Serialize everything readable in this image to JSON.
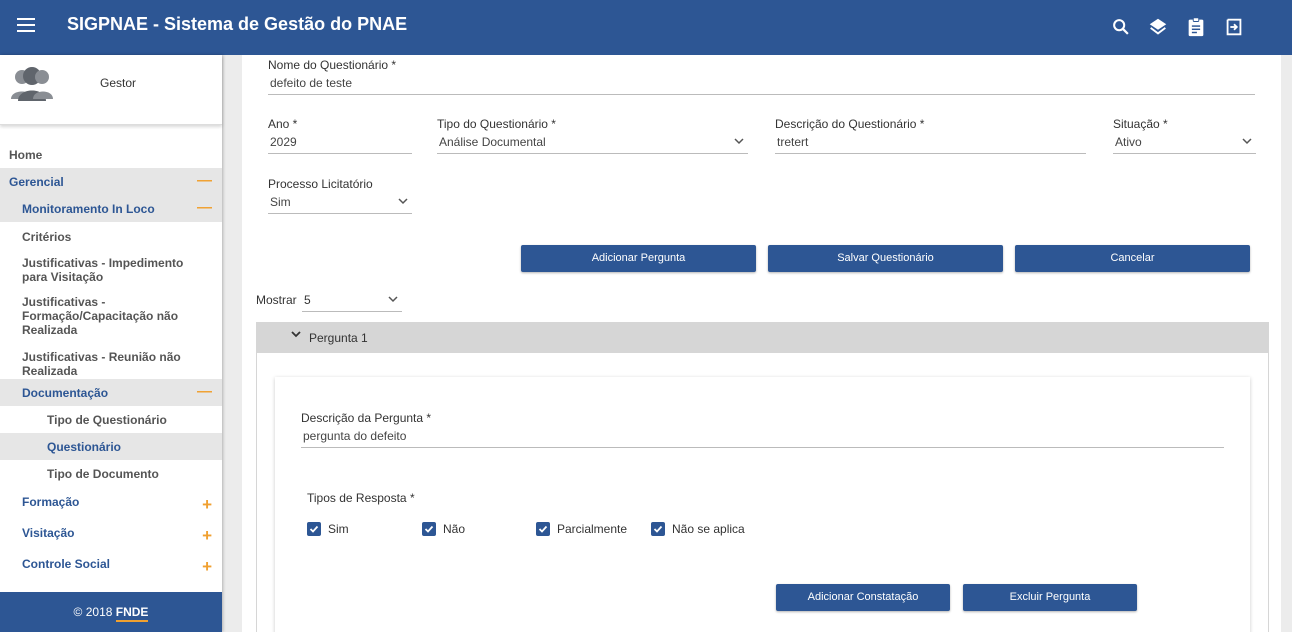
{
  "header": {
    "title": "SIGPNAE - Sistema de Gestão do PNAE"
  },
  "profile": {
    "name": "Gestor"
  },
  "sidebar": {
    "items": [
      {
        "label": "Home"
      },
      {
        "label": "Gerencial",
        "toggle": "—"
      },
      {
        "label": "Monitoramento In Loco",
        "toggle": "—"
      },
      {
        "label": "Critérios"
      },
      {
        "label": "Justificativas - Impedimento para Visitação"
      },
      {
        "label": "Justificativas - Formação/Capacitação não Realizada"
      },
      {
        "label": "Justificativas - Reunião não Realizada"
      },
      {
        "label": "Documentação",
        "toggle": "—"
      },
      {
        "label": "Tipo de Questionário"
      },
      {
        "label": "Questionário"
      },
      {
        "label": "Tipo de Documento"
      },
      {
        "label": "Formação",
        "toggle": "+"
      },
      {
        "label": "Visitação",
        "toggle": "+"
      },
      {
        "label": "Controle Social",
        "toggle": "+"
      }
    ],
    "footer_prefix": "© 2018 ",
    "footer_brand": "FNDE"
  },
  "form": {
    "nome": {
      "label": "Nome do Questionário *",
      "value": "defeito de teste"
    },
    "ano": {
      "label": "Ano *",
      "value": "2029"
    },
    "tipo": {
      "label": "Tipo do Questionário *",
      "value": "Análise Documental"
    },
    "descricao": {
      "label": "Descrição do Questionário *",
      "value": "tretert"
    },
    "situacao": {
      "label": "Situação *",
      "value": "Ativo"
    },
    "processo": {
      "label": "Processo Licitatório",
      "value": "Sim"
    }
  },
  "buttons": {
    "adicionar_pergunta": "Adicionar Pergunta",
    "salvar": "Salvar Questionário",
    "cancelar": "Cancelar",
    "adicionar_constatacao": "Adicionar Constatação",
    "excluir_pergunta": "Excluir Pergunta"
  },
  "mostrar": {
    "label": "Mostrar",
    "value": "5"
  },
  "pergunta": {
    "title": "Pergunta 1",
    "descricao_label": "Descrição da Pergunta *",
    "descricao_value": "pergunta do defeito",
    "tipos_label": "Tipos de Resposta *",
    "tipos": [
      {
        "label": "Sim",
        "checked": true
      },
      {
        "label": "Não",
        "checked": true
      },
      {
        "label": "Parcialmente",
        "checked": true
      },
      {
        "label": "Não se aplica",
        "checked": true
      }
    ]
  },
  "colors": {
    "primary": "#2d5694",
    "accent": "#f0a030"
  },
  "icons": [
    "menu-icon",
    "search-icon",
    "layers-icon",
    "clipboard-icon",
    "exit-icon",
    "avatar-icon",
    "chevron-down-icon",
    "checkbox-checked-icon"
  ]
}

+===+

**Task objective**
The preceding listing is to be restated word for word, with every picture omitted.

**Your response**
Serialize everything readable in this image to JSON.
{
  "header": {
    "title": "SIGPNAE - Sistema de Gestão do PNAE"
  },
  "profile": {
    "name": "Gestor"
  },
  "sidebar": {
    "items": [
      {
        "label": "Home"
      },
      {
        "label": "Gerencial",
        "toggle": "—"
      },
      {
        "label": "Monitoramento In Loco",
        "toggle": "—"
      },
      {
        "label": "Critérios"
      },
      {
        "label": "Justificativas - Impedimento para Visitação"
      },
      {
        "label": "Justificativas - Formação/Capacitação não Realizada"
      },
      {
        "label": "Justificativas - Reunião não Realizada"
      },
      {
        "label": "Documentação",
        "toggle": "—"
      },
      {
        "label": "Tipo de Questionário"
      },
      {
        "label": "Questionário"
      },
      {
        "label": "Tipo de Documento"
      },
      {
        "label": "Formação",
        "toggle": "+"
      },
      {
        "label": "Visitação",
        "toggle": "+"
      },
      {
        "label": "Controle Social",
        "toggle": "+"
      }
    ],
    "footer_prefix": "© 2018 ",
    "footer_brand": "FNDE"
  },
  "form": {
    "nome": {
      "label": "Nome do Questionário *",
      "value": "defeito de teste"
    },
    "ano": {
      "label": "Ano *",
      "value": "2029"
    },
    "tipo": {
      "label": "Tipo do Questionário *",
      "value": "Análise Documental"
    },
    "descricao": {
      "label": "Descrição do Questionário *",
      "value": "tretert"
    },
    "situacao": {
      "label": "Situação *",
      "value": "Ativo"
    },
    "processo": {
      "label": "Processo Licitatório",
      "value": "Sim"
    }
  },
  "buttons": {
    "adicionar_pergunta": "Adicionar Pergunta",
    "salvar": "Salvar Questionário",
    "cancelar": "Cancelar",
    "adicionar_constatacao": "Adicionar Constatação",
    "excluir_pergunta": "Excluir Pergunta"
  },
  "mostrar": {
    "label": "Mostrar",
    "value": "5"
  },
  "pergunta": {
    "title": "Pergunta 1",
    "descricao_label": "Descrição da Pergunta *",
    "descricao_value": "pergunta do defeito",
    "tipos_label": "Tipos de Resposta *",
    "tipos": [
      {
        "label": "Sim",
        "checked": true
      },
      {
        "label": "Não",
        "checked": true
      },
      {
        "label": "Parcialmente",
        "checked": true
      },
      {
        "label": "Não se aplica",
        "checked": true
      }
    ]
  },
  "colors": {
    "primary": "#2d5694",
    "accent": "#f0a030"
  },
  "icons": [
    "menu-icon",
    "search-icon",
    "layers-icon",
    "clipboard-icon",
    "exit-icon",
    "avatar-icon",
    "chevron-down-icon",
    "checkbox-checked-icon"
  ]
}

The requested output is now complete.